Minnesota: A Model for Medical Malpractice Suits

Tort reform is not the answer. It will not lower health insurance rates. It will not lower health care costs. It will not reduce doctors’ premiums. Rather, it will penalize the most critically injured patients. Furthermore, it will reduce the pressure on medical professionals to avoid careless medical errors.

The focus should be on reducing the number of medical errors. Currently in the United States, there are about 98,000 deaths per year due to medical error.

“We have an epidemic of medical malpractice, not of malpractice lawsuits.” ~ Tom Baker, University of Pennsylvania law professor

“The major problem out there is medical errors that are not compensated, rather than frivolous claims that are compensated.” ~ William Sage, University of Texas at Austin Vice Provost for Health Affairs

The Minnesota Model

The nation should look to the state of Minnesota for ideas on how to combat rising medical costs. From 1997 to 2008, according to the Minnesota Supreme Court statistics, medical malpractice lawsuit filings went down 45%. In 2007 alone, out of 1.9 million cases filed; only 114 were medical malpractice suits.

There are a number of reasons for the amazing statistics in Minnesota. They include:

  • Minnesota has proficient, conscientious physicians.
  • Minnesota has excellent clinics and hospitals.
  • Minnesota state lawmakers have enacted a statutory affidavit rule. This requires plaintiff attorneys to certify that they have sound medical support before they file any medical malpractice lawsuit.
  • Minnesota juries tend to be reasonable.
  • Minnesota judges have the power to reduce any verdict deemed excessive.

The system is working in Minnesota and the benefits filter down. Minnesota doctors pay a fraction of what doctors in other states pay for malpractice insurance. (Minnesota has the lowest malpractice premiums in the entire U.S.) In Minnesota, the annual average percentage of growth in health care expenditures is 8.6%, only 14 states have a lower percentage rate.

Medical malpractice reform will not save one life.
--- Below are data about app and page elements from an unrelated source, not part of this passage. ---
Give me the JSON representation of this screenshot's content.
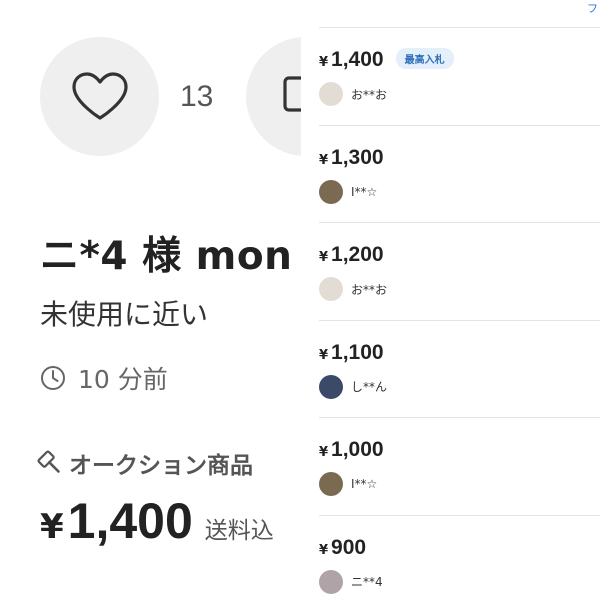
{
  "left": {
    "like_count": "13",
    "title": "ニ*4 様 mon",
    "condition": "未使用に近い",
    "time": "10 分前",
    "auction_label": "オークション商品",
    "price": {
      "yen": "¥",
      "amount": "1,400",
      "shipping": "送料込"
    }
  },
  "right": {
    "top_link": "フ",
    "bids": [
      {
        "yen": "¥",
        "price": "1,400",
        "badge": "最高入札",
        "name": "お**お",
        "avatar_color": "#e3dcd4"
      },
      {
        "yen": "¥",
        "price": "1,300",
        "badge": "",
        "name": "I**☆",
        "avatar_color": "#7a6a52"
      },
      {
        "yen": "¥",
        "price": "1,200",
        "badge": "",
        "name": "お**お",
        "avatar_color": "#e3dcd4"
      },
      {
        "yen": "¥",
        "price": "1,100",
        "badge": "",
        "name": "し**ん",
        "avatar_color": "#3c4a6a"
      },
      {
        "yen": "¥",
        "price": "1,000",
        "badge": "",
        "name": "I**☆",
        "avatar_color": "#7a6a52"
      },
      {
        "yen": "¥",
        "price": "900",
        "badge": "",
        "name": "ニ**4",
        "avatar_color": "#b0a3a8"
      }
    ]
  },
  "colors": {
    "accent": "#2a7ad8",
    "badge_bg": "#e3f0fc",
    "badge_text": "#2f6fb8",
    "circle_bg": "#efefef"
  }
}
We need to work to prevent injuries. We need to find ways to improve patient care and safety. We need to penalize those who don’t.

This information is provided as a service of TSR Injury Law, a personal injury law firm serving Minneapolis, St. Paul, and the state of Minnesota. Our partners have been named Minnesota Super Lawyers over many years. Additionally, they are on the Board of Governors of Minnesota Association for Justice and frequent speakers on litigation and personal injury law. For more information, call 612-TSR-TIME or submit our free consultation form.